MacDonald’s former colleagues were stunned by the speed of events. They had all seen the need for sacrifices and a balanced budget, but had been kept in the dark, stated Henderson. When the split came, right-wingers Henderson and Clynes did not follow MacDonald but remained inside the Labour Party to prevent it falling into the “wrong” hands.

While the Labour leaders wept over the “great loss to the Labour Movement”, the rank and file forced the National Executive to expel MacDonald and the other traitors from the Party.

Move to the Left

The betrayal pushed the ranks of the Labour movement far to the left. Even the surviving Labour leadership was pushed to the left – in words at least.

“The revulsion from MacDonaldism caused the Party to lean rather too far towards a catastrophic view”, warned Clemet Attlee. “The attitude of the rank and file of the Party seems to me to be extremely dangerous at the moment,” wrote Stafford Cripps. “There is a strong tendency to discard the realities of the situation.” The Independent Labour Party swung politically between reformism and revolution. The 1932 Labour Conference, cleansed of MacDonald and co., saw a dramatic radicalisation, proclaiming that “the main objective of the Labour Party is the establishment of socialism.”

Today, with a deepening crisis of capitalism, the capitalists cannot tolerate a left-leaning Labour government. They are therefore conspiring to split the Labour Party prior to the election.

While this would damage Labour electorally, it will, as in 1931, sharply push the Labour Party to the left. This would serve to politically cleanse the Party. Faced with a new National Government or coalition carrying out vicious austerity, a left-moving, anti-austerity Labour Party would rapidly pick up support. While the ruling class fears this, it has little room for manoeuvre.

In the words of Beatrice Webb in 1931, “On the whole I rejoice in the crisis as I think it will clear the issue and purify the Party.”

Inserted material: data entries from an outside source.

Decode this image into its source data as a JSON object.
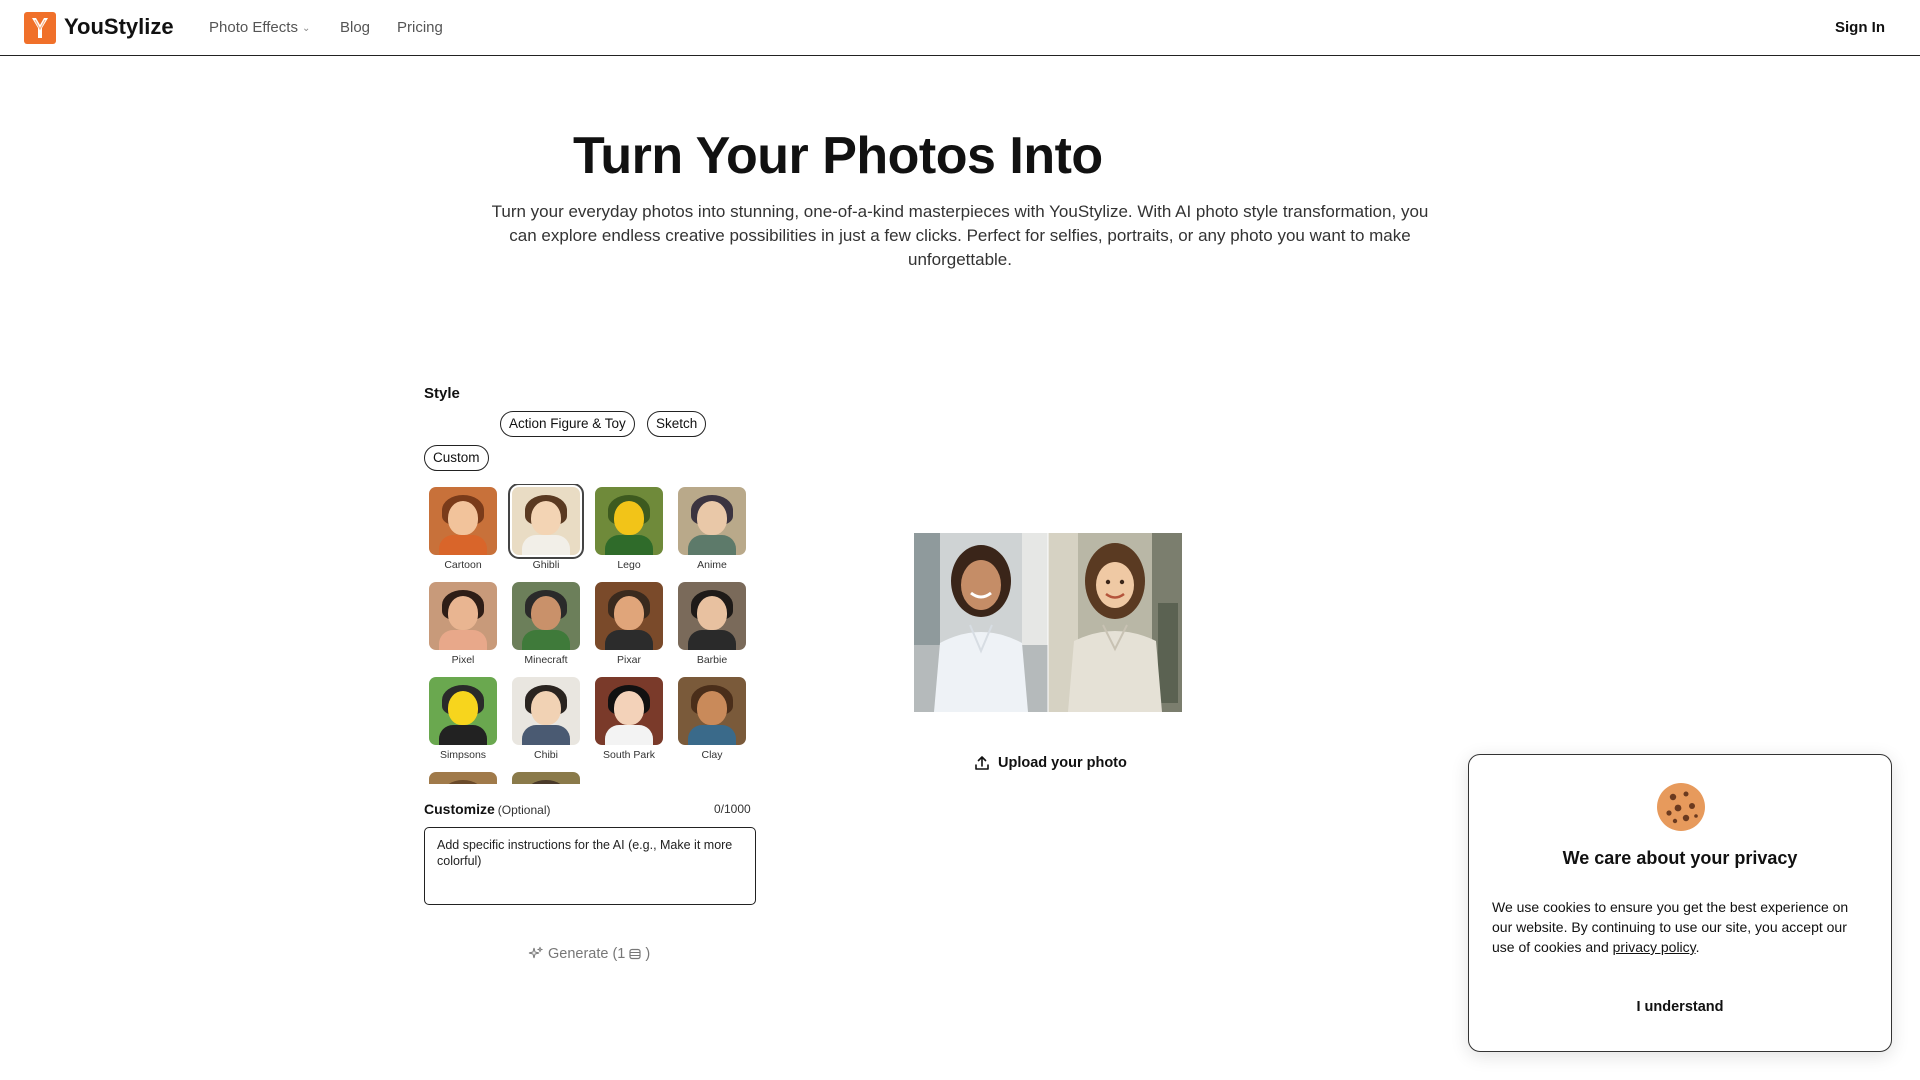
{
  "header": {
    "brand": "YouStylize",
    "nav": {
      "photo_effects": "Photo Effects",
      "blog": "Blog",
      "pricing": "Pricing"
    },
    "sign_in": "Sign In"
  },
  "hero": {
    "title": "Turn Your Photos Into",
    "subtitle": "Turn your everyday photos into stunning, one-of-a-kind masterpieces with YouStylize. With AI photo style transformation, you can explore endless creative possibilities in just a few clicks. Perfect for selfies, portraits, or any photo you want to make unforgettable."
  },
  "style_panel": {
    "label": "Style",
    "chips": [
      "Action Figure & Toy",
      "Sketch",
      "Custom"
    ],
    "selected_style": "Ghibli",
    "styles": [
      {
        "label": "Cartoon",
        "bg": "#c8713a",
        "skin": "#f2c39b",
        "hair": "#7a3b1a",
        "shirt": "#d9652a"
      },
      {
        "label": "Ghibli",
        "bg": "#e9dcc4",
        "skin": "#f3d4b4",
        "hair": "#5a3a22",
        "shirt": "#f2efe8"
      },
      {
        "label": "Lego",
        "bg": "#6f8a3a",
        "skin": "#f2c418",
        "hair": "#3d5a1f",
        "shirt": "#2f6b2a"
      },
      {
        "label": "Anime",
        "bg": "#b9a98a",
        "skin": "#e9c8a8",
        "hair": "#3b3440",
        "shirt": "#5d7a6a"
      },
      {
        "label": "Pixel",
        "bg": "#c89a7a",
        "skin": "#e9b591",
        "hair": "#2e1d16",
        "shirt": "#e8a88a"
      },
      {
        "label": "Minecraft",
        "bg": "#6c7f5a",
        "skin": "#c9916a",
        "hair": "#2a2a2a",
        "shirt": "#3f7a3a"
      },
      {
        "label": "Pixar",
        "bg": "#7a4a2a",
        "skin": "#e0a57a",
        "hair": "#3a2a1e",
        "shirt": "#2c2c2c"
      },
      {
        "label": "Barbie",
        "bg": "#7a6a5a",
        "skin": "#e8c1a0",
        "hair": "#1e1a18",
        "shirt": "#2a2a2a"
      },
      {
        "label": "Simpsons",
        "bg": "#6aa84f",
        "skin": "#f7d51d",
        "hair": "#2a2a2a",
        "shirt": "#222222"
      },
      {
        "label": "Chibi",
        "bg": "#e9e6e0",
        "skin": "#f1d2b4",
        "hair": "#2a2420",
        "shirt": "#4a5a72"
      },
      {
        "label": "South Park",
        "bg": "#7a3a2a",
        "skin": "#f3d2b9",
        "hair": "#111111",
        "shirt": "#f3f3f3"
      },
      {
        "label": "Clay",
        "bg": "#7a5a3a",
        "skin": "#c98a5a",
        "hair": "#4a2e1a",
        "shirt": "#3a6a8a"
      },
      {
        "label": "",
        "bg": "#a07a4a",
        "skin": "#e0b48a",
        "hair": "#6a4a2a",
        "shirt": "#8a6a4a"
      },
      {
        "label": "",
        "bg": "#8a7a4a",
        "skin": "#d9b08a",
        "hair": "#4a3a2a",
        "shirt": "#6a5a3a"
      }
    ]
  },
  "customize": {
    "label": "Customize",
    "optional": "(Optional)",
    "counter": "0/1000",
    "placeholder": "Add specific instructions for the AI (e.g., Make it more colorful)"
  },
  "generate": {
    "label": "Generate",
    "cost": "(1",
    "cost_close": ")"
  },
  "preview": {
    "upload_label": "Upload your photo"
  },
  "cookie": {
    "title": "We care about your privacy",
    "text_before": "We use cookies to ensure you get the best experience on our website. By continuing to use our site, you accept our use of cookies and ",
    "link": "privacy policy",
    "text_after": ".",
    "button": "I understand"
  },
  "colors": {
    "brand": "#f0702a",
    "text": "#111111",
    "muted": "#777777"
  }
}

For the advanced sections of the working class and the youth, such an event will even more sharply pose the need to overthrow capitalism. As in 1931, the ideas of Marxism will become extremely attractive.